Aftermath of the 2009 bombing of the Moon Market in Lahore, Pakistan (Murtaza Ali)

Aftermath of the 2009 bombing of the Moon Market in Lahore, Pakistan (Murtaza Ali)

At least 22 people have been killed by yet another indiscriminate bomb attack in Pakistan, this time in a crowded market in Islamabad. The blast, occurring on Wednesday 9th April, also wounded over 100 others. The bombing occurred at eight o’clock in the morning, one of the busiest times for the fruit and vegetable market in the Sabzi Mandi area of the city. Police have said that around five kilograms of explosives were hidden behind a crate of fruit and may have been detonated remotely.

Wednesday’s attack is part of a grim and underreported pattern of bombs being detonated in crowded markets, clearly targeting civilians.

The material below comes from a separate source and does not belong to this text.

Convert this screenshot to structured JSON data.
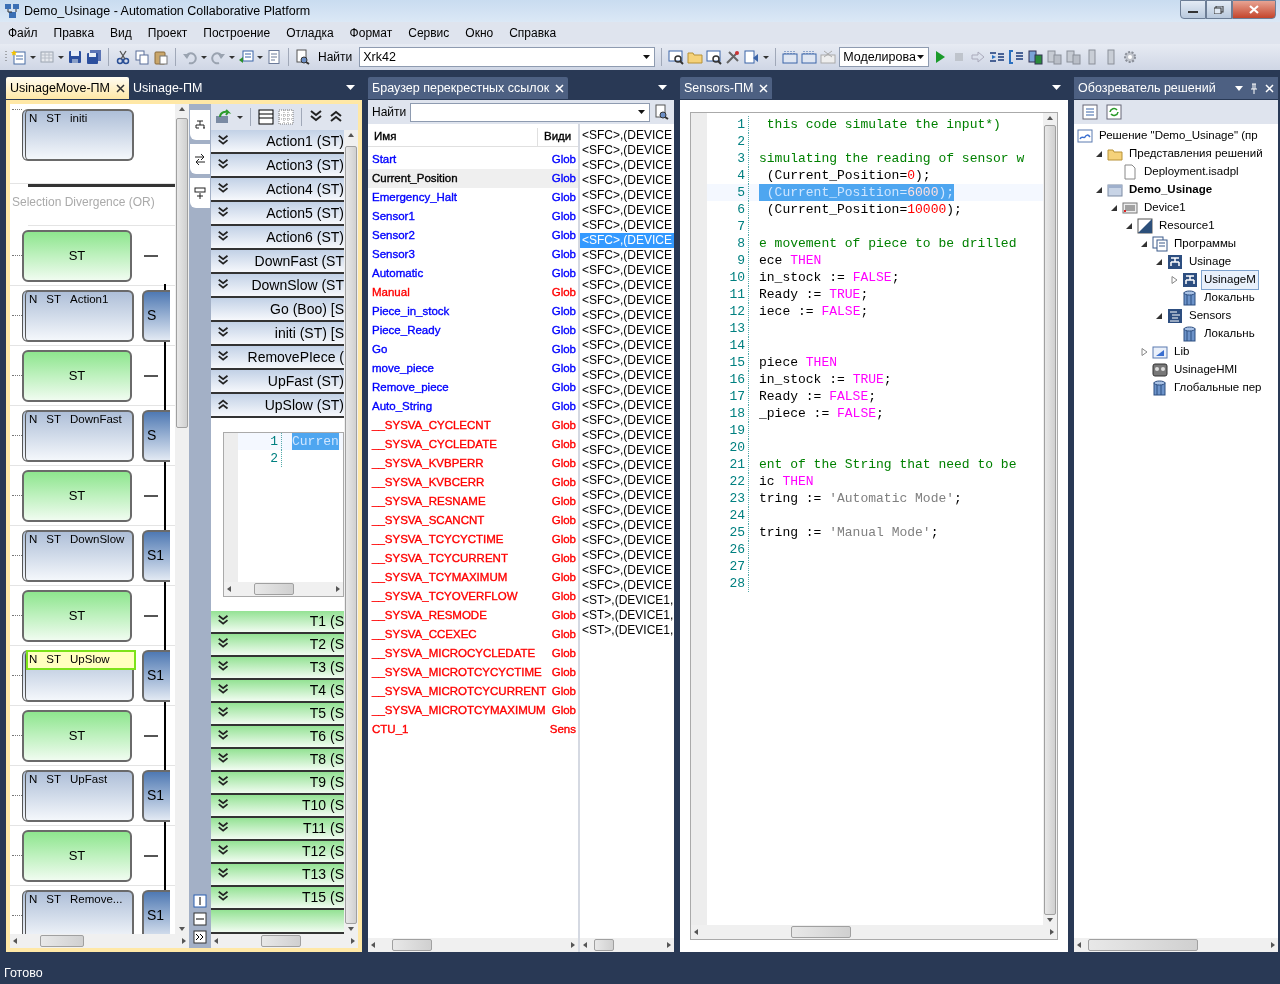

Action on Armed Violence (AOAV), a UK-based charity, monitors English-language media for incidents of explosive violence around the world, including attacks involving improvised explosive devices (IEDs) like car and roadside bombs.

Worldwide, the use of bombs in marketplaces is becoming an all too regular occurrence. AOAV has recorded 32 market bombings already in 2014.

These attacks deserve special mention as the data repeatedly shows that attacks in markets cause incredibly high  numbers of civilian casualties. In 2013 AOAV recorded 112 IED attacks in markets, killing and injuring at least 3,170 people globally – 98% of whom were civilians.

Like all explosive weapons, IEDs affect an area by projecting blast and fragmentation around a point of detonation. When they are deployed in populated areas like markets, civilians inevitably make up the majority of casualties.

Direct casualties are only one part of the harm these attacks cause. Many more people will be affected economically either through losing loved ones or through the destruction of their businesses.

A Pakistani Taliban spokesman condemned Wednesday’s bombing, claiming that ‘attacks on public places and targeting innocent people is regrettable and un-Islamic’.

Instead, a spokesman for the separatist group the United Baluch Army has claimed responsibility. The same group also claimed to be behind a bombing of a train on Tuesday that killed 14 people and injured 40 more. Pakistan’s Interior Ministry denied the claim.

Despite the fact that the Pakistani Taliban is currently in peace talks with the government, bombings across the country have continued. In the first three months of this year AOAV have recorded 40 IED attacks in Pakistan. These have killed and injured at least 700 people.